Set on the concession east of Duba Plains, the Vumbura Game Management Area (NG23) is slightly more diverse in its terrain and therefore also in its resident wildlife. The camp is accessed by boat which makes for an exciting arrival through the bulrush marsh.
On arrival at the jetty there is a small wooden walkway over a reed marsh full of lily-pads, into the main area of Little Vumbura where there is a dining room, open-air deck, bar, fire pit and plunge pool.
Food & service
Characterised by striking blue seating, dyed by a naturally occurring pigment found in Botswana, and by great swathes of space, the main mess area is a lovely place to eat and meet. The food is beautifully presented, the service amicable without being overbearing.

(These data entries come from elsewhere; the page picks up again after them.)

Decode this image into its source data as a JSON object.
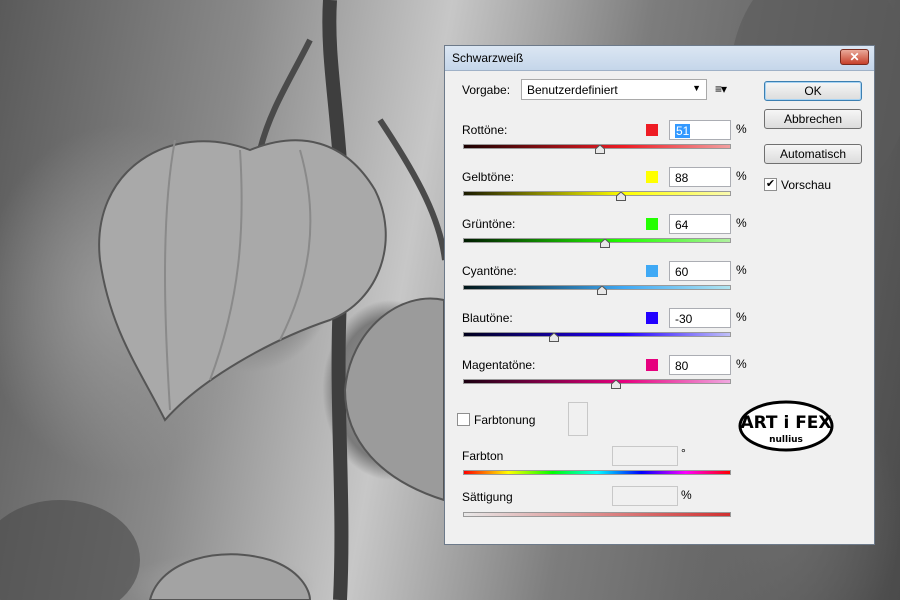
{
  "dialog": {
    "title": "Schwarzweiß",
    "close_label": "✕",
    "preset": {
      "label": "Vorgabe:",
      "value": "Benutzerdefiniert"
    },
    "buttons": {
      "ok": "OK",
      "cancel": "Abbrechen",
      "auto": "Automatisch"
    },
    "preview": {
      "label": "Vorschau",
      "checked": true
    },
    "channels": [
      {
        "label": "Rottöne:",
        "value": "51",
        "color": "#ee1c24",
        "track_from": "#1a0000",
        "track_to": "#f2a0a0",
        "fraction": 0.51
      },
      {
        "label": "Gelbtöne:",
        "value": "88",
        "color": "#ffff00",
        "track_from": "#1a1a00",
        "track_to": "#fafab0",
        "fraction": 0.59
      },
      {
        "label": "Grüntöne:",
        "value": "64",
        "color": "#22ff00",
        "track_from": "#001a00",
        "track_to": "#b0f0a0",
        "fraction": 0.53
      },
      {
        "label": "Cyantöne:",
        "value": "60",
        "color": "#3fa9f5",
        "track_from": "#001518",
        "track_to": "#b0e4f0",
        "fraction": 0.52
      },
      {
        "label": "Blautöne:",
        "value": "-30",
        "color": "#2200ff",
        "track_from": "#00001a",
        "track_to": "#c0c0f8",
        "fraction": 0.34
      },
      {
        "label": "Magentatöne:",
        "value": "80",
        "color": "#e6007e",
        "track_from": "#1a0010",
        "track_to": "#f0a8e0",
        "fraction": 0.57
      }
    ],
    "percent": "%",
    "tint": {
      "label": "Farbtonung",
      "checked": false
    },
    "hue": {
      "label": "Farbton",
      "unit": "°"
    },
    "saturation": {
      "label": "Sättigung",
      "unit": "%"
    },
    "logo": {
      "line1": "ART i FEX",
      "line2": "nullius"
    }
  }
}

Little Vumbura is connected by pathways on the ground, and shrouded in trees, which lend the camp a very natural feel. Although Little Vumbura originally started life as a four tented camp it was so popular that they decided to add two more. The tents now are extremely luxurious.

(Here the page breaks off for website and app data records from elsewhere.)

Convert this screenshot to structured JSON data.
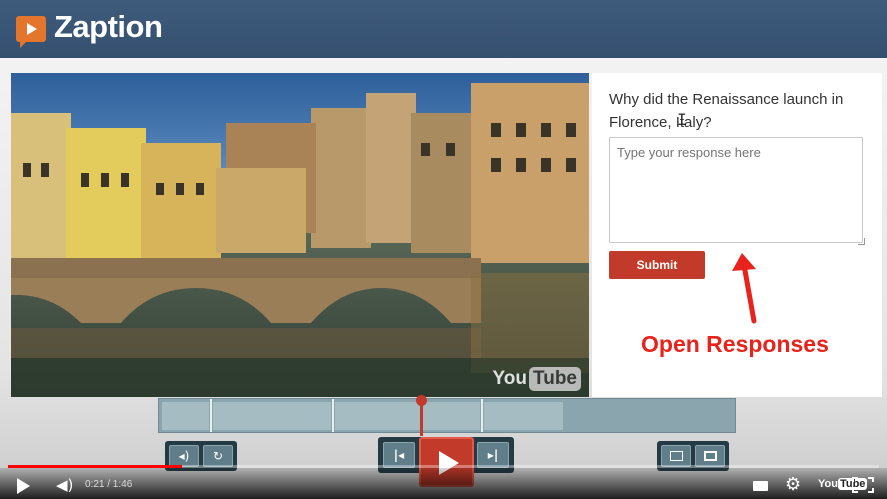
{
  "brand": {
    "name": "Zaption"
  },
  "video": {
    "watermark_you": "You",
    "watermark_tube": "Tube"
  },
  "question_panel": {
    "question": "Why did the Renaissance launch in Florence, Italy?",
    "response_placeholder": "Type your response here",
    "response_value": "",
    "submit_label": "Submit"
  },
  "annotation": {
    "label": "Open Responses",
    "color": "#e8231b"
  },
  "player": {
    "time": "0:21 / 1:46",
    "progress_fraction": 0.2,
    "youtube_logo_you": "You",
    "youtube_logo_tube": "Tube"
  },
  "icons": {
    "volume": "volume-icon",
    "replay": "replay-icon",
    "prev": "skip-back-icon",
    "play": "play-icon",
    "next": "skip-forward-icon",
    "layout": "layout-icon",
    "expand": "expand-icon",
    "captions": "captions-icon",
    "settings": "gear-icon",
    "fullscreen": "fullscreen-icon"
  },
  "colors": {
    "header": "#3f5b7b",
    "accent": "#c23a2a",
    "brand_icon": "#e3752c",
    "timeline": "#8aa5ae"
  }
}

Each has a view of the seasonal plains that fill during the flood months (June through to October); each possesses a double bed, lounge and veranda. All the tents are en-suite with hot and cold running water and there is also an external shower area adjoined to each. The style of the rooms is relaxed, with neutral colours and natural fabrics dominating. Please note there is no Wi-Fi at the camp.

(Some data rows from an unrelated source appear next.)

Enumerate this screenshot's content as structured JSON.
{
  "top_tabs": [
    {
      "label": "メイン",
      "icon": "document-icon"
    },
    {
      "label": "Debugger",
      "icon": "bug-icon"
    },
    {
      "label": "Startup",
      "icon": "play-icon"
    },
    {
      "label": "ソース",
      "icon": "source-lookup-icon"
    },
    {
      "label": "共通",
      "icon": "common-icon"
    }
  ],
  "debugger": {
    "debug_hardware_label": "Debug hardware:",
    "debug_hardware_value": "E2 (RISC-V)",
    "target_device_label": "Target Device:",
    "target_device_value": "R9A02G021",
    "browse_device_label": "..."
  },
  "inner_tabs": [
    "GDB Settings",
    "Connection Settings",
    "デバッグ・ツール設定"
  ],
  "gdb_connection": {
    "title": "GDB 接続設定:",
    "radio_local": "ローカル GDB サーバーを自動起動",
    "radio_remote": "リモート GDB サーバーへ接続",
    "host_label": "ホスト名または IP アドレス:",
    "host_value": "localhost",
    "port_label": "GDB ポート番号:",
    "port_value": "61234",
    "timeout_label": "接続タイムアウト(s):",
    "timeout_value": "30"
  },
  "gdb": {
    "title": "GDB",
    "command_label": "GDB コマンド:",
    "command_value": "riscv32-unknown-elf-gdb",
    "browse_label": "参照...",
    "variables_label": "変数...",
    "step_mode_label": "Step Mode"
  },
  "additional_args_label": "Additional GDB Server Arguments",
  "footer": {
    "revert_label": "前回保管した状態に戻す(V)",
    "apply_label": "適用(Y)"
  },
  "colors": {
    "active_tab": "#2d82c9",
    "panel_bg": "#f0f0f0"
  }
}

On top of the drives and mekoro trips, activities include guided walks, bush picnics and sundowners.
Researcher Simon Dures is examining the genetic structure of the lion population living in Botswana’s Okavango Delta.
Five local villages worked together to form the Okavango Community Trust, which subsequently partnered with Wilderness. Its main role is to ensure the positive benefits of ecotourism are shared equally among the local community, and it has successfully advocated for greater training in both conservation and work based skills.
Wilderness Safaris supports Children in the Wilderness, a programme which provides educational life skills and environmental awareness for children who live in villages close to conservation areas. At this moment in time (2018) CITW has benefited over 10,000 children from seven African countries.